= Assignment =
Gather all lines with "this" from the records.

Data excerpts
────────
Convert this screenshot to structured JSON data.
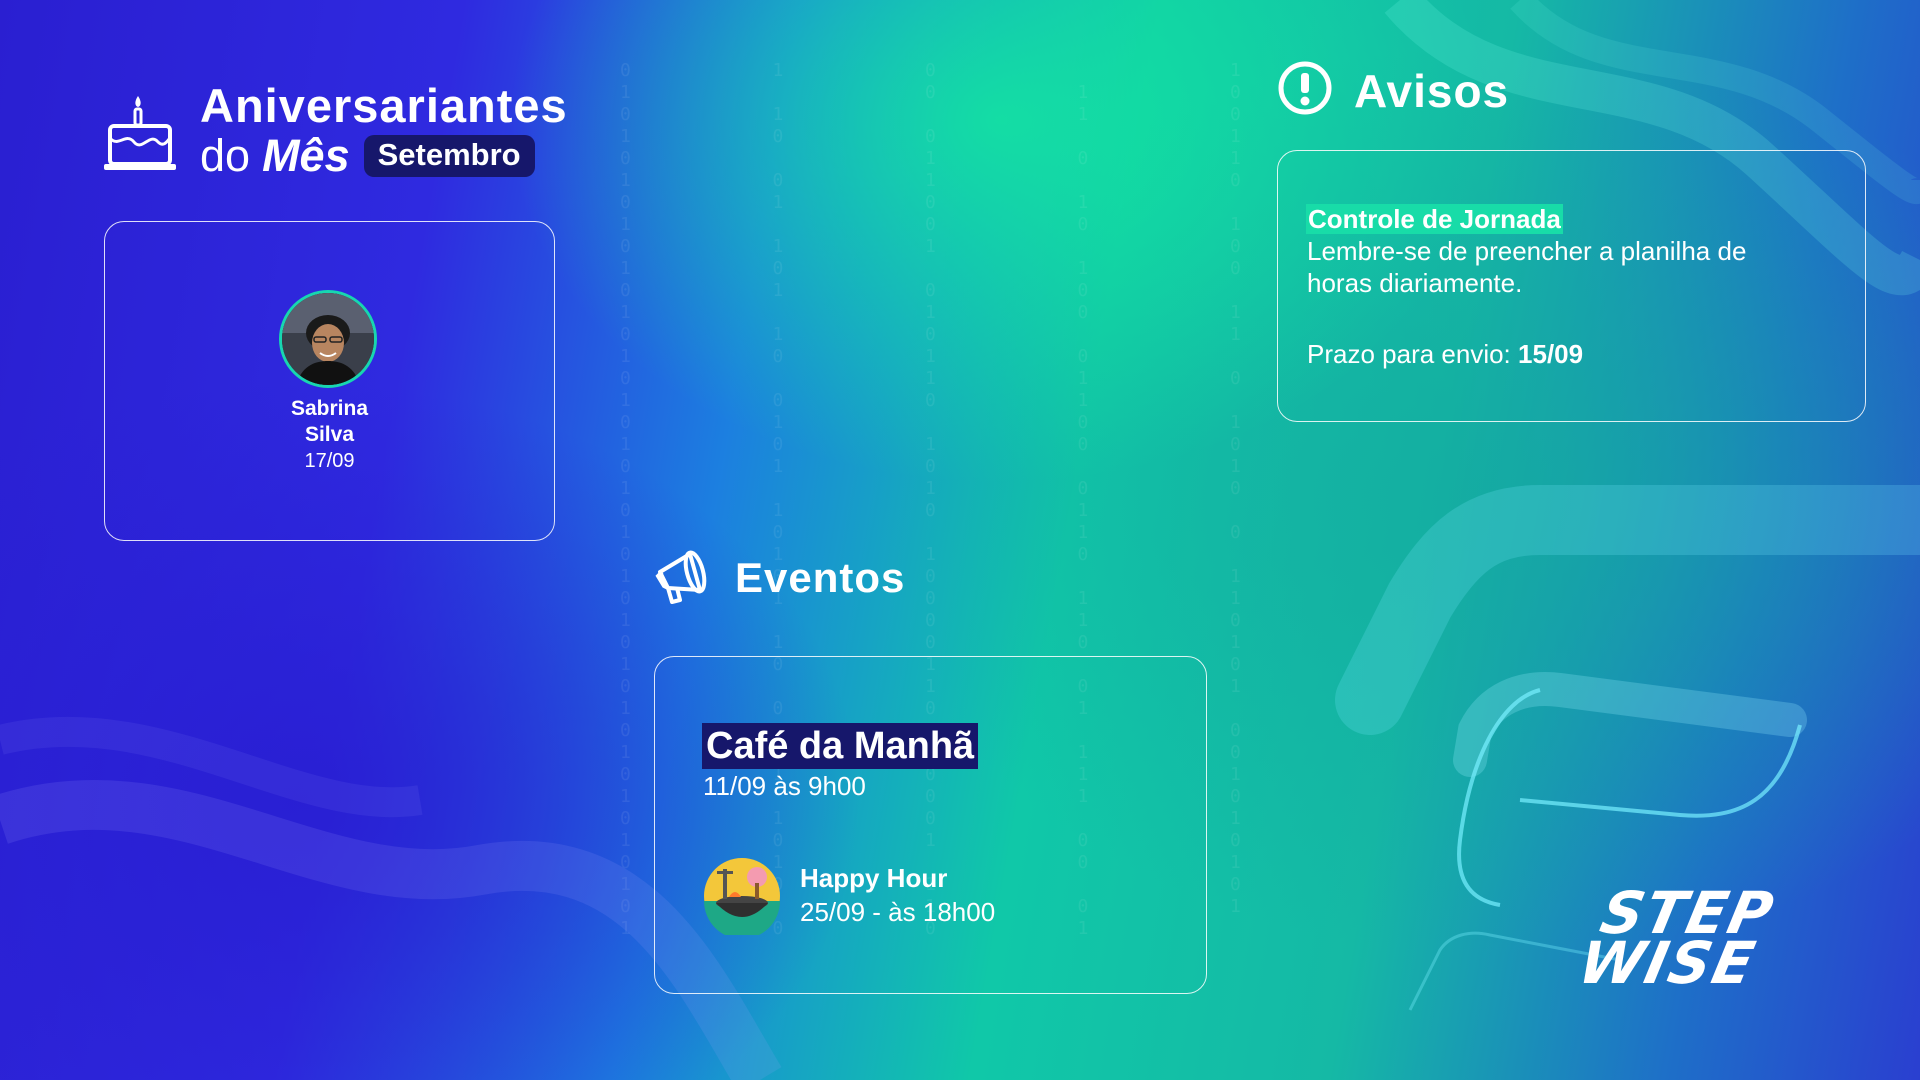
{
  "birthdays": {
    "title_line1": "Aniversariantes",
    "title_do": "do",
    "title_mes": "Mês",
    "month": "Setembro",
    "people": [
      {
        "first_name": "Sabrina",
        "last_name": "Silva",
        "date": "17/09"
      }
    ]
  },
  "notices": {
    "title": "Avisos",
    "items": [
      {
        "title": "Controle de Jornada",
        "body": "Lembre-se de preencher a planilha de horas diariamente.",
        "deadline_label": "Prazo para envio:",
        "deadline_value": "15/09"
      }
    ]
  },
  "events": {
    "title": "Eventos",
    "items": [
      {
        "title": "Café da Manhã",
        "date": "11/09  às 9h00"
      },
      {
        "title": "Happy Hour",
        "date": "25/09 - às 18h00"
      }
    ]
  },
  "logo": {
    "line1": "STEP",
    "line2": "WISE"
  },
  "colors": {
    "badge_bg": "#16176b",
    "highlight_green": "#18dca8",
    "avatar_ring": "#18d6b0"
  },
  "icons": [
    "birthday-cake-icon",
    "alert-circle-icon",
    "megaphone-icon",
    "barbecue-icon"
  ]
}
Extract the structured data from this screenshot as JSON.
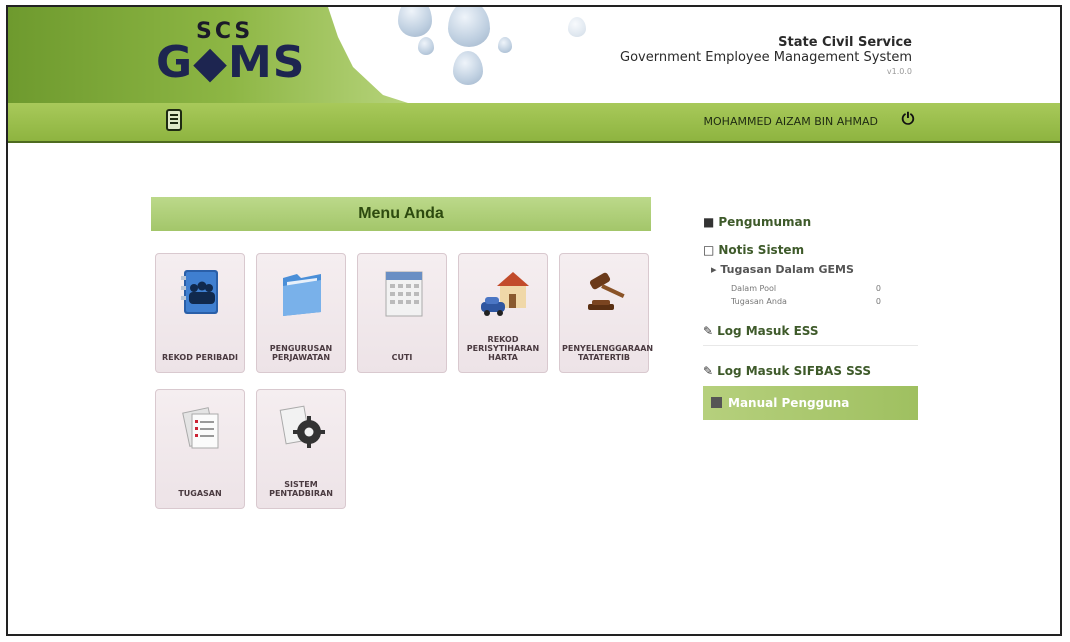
{
  "header": {
    "logo_top": "SCS",
    "logo_main": "G◆MS",
    "system_line1": "State Civil Service",
    "system_line2": "Government Employee Management System",
    "version": "v1.0.0"
  },
  "userbar": {
    "username": "MOHAMMED AIZAM BIN AHMAD",
    "menu_icon": "notepad-icon",
    "power_icon": "power-icon"
  },
  "menu": {
    "title": "Menu Anda",
    "tiles": [
      {
        "label": "REKOD PERIBADI",
        "icon": "contacts-book-icon"
      },
      {
        "label": "PENGURUSAN PERJAWATAN",
        "icon": "folder-icon"
      },
      {
        "label": "CUTI",
        "icon": "calendar-icon"
      },
      {
        "label": "REKOD PERISYTIHARAN HARTA",
        "icon": "house-car-icon"
      },
      {
        "label": "PENYELENGGARAAN TATATERTIB",
        "icon": "gavel-icon"
      },
      {
        "label": "TUGASAN",
        "icon": "task-document-icon"
      },
      {
        "label": "SISTEM PENTADBIRAN",
        "icon": "gear-document-icon"
      }
    ]
  },
  "right": {
    "announcement": "Pengumuman",
    "notice": "Notis Sistem",
    "tasks_heading": "Tugasan Dalam GEMS",
    "tasks": [
      {
        "label": "Dalam Pool",
        "value": "0"
      },
      {
        "label": "Tugasan Anda",
        "value": "0"
      }
    ],
    "ess_login": "Log Masuk ESS",
    "sifbas_login": "Log Masuk SIFBAS SSS",
    "manual": "Manual Pengguna"
  },
  "colors": {
    "brand_green": "#8db644",
    "dark_green": "#2d4a0f",
    "tile_bg": "#f5eef0"
  }
}
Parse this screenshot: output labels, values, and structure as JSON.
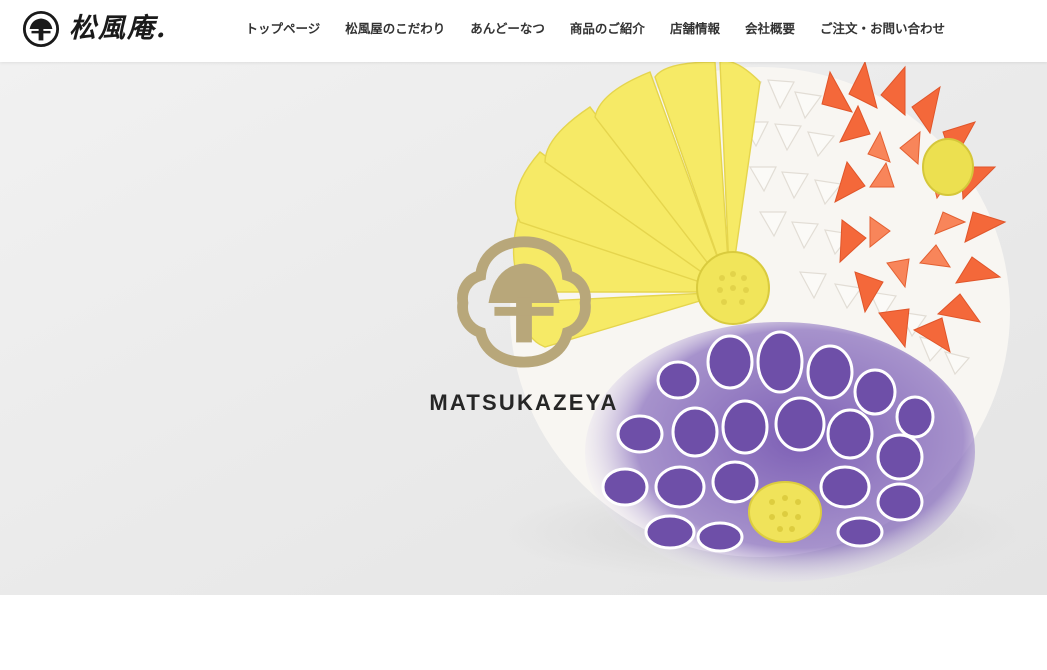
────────
= Written answer =
Convert this screenshot to structured JSON data.
Extract the structured data from this screenshot as JSON.
Parse this screenshot: output labels, values, and structure as JSON.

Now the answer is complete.